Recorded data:
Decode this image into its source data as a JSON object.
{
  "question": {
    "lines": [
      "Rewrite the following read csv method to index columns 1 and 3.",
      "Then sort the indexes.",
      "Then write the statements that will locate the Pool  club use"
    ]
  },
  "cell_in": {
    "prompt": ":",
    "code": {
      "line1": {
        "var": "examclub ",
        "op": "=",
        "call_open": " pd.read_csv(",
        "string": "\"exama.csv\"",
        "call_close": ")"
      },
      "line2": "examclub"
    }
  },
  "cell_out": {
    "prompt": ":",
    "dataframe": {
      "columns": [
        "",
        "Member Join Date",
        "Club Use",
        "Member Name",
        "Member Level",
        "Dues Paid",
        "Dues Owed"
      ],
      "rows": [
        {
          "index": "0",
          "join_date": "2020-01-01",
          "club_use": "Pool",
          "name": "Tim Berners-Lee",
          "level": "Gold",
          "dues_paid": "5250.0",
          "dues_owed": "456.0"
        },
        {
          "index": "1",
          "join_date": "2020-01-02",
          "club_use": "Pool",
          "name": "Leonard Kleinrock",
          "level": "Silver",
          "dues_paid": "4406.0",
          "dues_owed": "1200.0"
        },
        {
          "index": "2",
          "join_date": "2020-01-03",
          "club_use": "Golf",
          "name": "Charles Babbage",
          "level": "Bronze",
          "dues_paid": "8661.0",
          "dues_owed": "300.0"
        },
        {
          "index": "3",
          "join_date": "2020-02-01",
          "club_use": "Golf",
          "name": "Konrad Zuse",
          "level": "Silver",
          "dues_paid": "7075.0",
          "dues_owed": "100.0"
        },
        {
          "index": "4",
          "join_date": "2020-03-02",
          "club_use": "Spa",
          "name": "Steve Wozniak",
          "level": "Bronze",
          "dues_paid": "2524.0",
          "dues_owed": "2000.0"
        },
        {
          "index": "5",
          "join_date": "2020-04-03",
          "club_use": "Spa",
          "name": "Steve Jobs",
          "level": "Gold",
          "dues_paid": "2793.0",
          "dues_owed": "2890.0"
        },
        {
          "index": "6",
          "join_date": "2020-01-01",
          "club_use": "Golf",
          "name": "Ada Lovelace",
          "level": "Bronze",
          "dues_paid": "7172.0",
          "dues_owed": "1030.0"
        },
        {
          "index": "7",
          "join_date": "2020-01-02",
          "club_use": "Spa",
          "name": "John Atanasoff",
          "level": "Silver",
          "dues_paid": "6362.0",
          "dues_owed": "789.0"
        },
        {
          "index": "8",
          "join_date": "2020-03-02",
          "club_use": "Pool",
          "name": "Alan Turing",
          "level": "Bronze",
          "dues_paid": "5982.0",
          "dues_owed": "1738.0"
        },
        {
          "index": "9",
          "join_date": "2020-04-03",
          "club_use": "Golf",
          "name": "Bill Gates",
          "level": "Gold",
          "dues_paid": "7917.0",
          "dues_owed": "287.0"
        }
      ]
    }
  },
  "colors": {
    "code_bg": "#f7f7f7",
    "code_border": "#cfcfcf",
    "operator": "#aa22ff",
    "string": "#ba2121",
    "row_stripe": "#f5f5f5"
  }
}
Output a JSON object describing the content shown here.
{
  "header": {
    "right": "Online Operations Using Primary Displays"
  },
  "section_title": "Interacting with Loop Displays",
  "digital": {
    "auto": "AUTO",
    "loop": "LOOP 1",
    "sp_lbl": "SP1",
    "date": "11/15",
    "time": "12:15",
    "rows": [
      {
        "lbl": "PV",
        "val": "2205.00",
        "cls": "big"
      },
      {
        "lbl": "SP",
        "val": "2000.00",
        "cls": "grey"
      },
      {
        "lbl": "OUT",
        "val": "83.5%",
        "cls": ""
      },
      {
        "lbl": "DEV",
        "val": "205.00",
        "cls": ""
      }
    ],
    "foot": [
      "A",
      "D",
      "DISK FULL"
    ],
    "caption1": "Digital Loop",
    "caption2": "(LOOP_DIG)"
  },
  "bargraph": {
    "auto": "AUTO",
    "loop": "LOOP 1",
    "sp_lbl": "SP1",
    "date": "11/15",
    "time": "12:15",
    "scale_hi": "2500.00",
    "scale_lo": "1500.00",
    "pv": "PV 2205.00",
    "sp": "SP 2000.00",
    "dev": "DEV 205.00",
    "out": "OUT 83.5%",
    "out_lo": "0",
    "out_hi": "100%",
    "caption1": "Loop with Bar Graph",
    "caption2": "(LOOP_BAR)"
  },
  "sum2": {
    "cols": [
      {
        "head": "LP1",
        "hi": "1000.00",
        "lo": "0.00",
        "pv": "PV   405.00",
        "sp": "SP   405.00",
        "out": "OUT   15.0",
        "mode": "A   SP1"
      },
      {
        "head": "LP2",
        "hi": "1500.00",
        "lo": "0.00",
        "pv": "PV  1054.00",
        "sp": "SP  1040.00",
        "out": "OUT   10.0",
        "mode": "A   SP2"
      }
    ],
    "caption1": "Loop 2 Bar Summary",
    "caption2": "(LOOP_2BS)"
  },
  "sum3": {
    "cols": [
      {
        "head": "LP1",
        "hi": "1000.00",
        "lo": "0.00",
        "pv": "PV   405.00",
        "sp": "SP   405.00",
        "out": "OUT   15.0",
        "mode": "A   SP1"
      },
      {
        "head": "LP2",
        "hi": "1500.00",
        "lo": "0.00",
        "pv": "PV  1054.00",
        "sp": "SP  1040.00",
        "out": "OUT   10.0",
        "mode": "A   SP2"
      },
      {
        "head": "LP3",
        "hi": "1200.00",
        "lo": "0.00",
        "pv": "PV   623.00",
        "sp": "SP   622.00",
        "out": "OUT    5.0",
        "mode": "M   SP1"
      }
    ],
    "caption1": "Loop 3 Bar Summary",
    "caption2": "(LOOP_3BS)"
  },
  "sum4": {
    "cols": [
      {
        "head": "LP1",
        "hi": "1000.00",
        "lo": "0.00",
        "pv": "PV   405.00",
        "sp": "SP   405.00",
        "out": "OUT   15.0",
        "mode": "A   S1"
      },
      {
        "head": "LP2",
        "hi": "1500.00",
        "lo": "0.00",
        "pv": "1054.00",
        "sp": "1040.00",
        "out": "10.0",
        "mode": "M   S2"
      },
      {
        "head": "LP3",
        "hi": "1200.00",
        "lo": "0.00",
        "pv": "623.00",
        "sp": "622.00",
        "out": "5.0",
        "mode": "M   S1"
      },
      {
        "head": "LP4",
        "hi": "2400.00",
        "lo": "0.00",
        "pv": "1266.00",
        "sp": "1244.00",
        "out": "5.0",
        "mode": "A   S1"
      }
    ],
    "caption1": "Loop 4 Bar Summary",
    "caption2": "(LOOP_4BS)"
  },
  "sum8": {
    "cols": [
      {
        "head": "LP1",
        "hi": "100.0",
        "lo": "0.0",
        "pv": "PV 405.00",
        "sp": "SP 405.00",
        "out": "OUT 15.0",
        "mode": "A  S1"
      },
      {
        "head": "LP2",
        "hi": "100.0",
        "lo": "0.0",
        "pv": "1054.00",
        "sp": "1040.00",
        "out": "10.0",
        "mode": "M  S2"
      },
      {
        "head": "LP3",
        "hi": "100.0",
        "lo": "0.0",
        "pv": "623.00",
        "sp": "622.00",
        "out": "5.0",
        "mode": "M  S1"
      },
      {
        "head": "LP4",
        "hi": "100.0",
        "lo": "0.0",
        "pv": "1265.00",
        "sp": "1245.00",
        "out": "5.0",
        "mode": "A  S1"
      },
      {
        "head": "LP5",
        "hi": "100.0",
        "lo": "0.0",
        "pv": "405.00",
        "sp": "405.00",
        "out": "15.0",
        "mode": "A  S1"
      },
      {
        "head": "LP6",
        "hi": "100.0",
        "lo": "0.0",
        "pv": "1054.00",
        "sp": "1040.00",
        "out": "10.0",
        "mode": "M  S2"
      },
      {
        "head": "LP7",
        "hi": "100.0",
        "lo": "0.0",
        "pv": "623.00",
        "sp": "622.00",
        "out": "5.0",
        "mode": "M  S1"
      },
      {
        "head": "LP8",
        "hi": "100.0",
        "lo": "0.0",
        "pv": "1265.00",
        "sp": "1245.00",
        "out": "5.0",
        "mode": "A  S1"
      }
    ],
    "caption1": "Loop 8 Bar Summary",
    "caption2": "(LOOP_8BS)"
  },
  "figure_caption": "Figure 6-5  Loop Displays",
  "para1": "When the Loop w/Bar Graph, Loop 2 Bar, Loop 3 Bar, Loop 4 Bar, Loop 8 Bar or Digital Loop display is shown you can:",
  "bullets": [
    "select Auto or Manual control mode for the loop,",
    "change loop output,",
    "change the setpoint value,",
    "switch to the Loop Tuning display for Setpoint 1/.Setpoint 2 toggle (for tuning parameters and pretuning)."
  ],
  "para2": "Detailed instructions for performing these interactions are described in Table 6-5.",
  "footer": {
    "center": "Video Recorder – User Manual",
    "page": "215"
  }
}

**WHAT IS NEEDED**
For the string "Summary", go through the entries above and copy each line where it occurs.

**SOLUTION FOR THIS PROBLEM**
    "caption1": "Loop 2 Bar Summary",
    "caption1": "Loop 3 Bar Summary",
    "caption1": "Loop 4 Bar Summary",
    "caption1": "Loop 8 Bar Summary",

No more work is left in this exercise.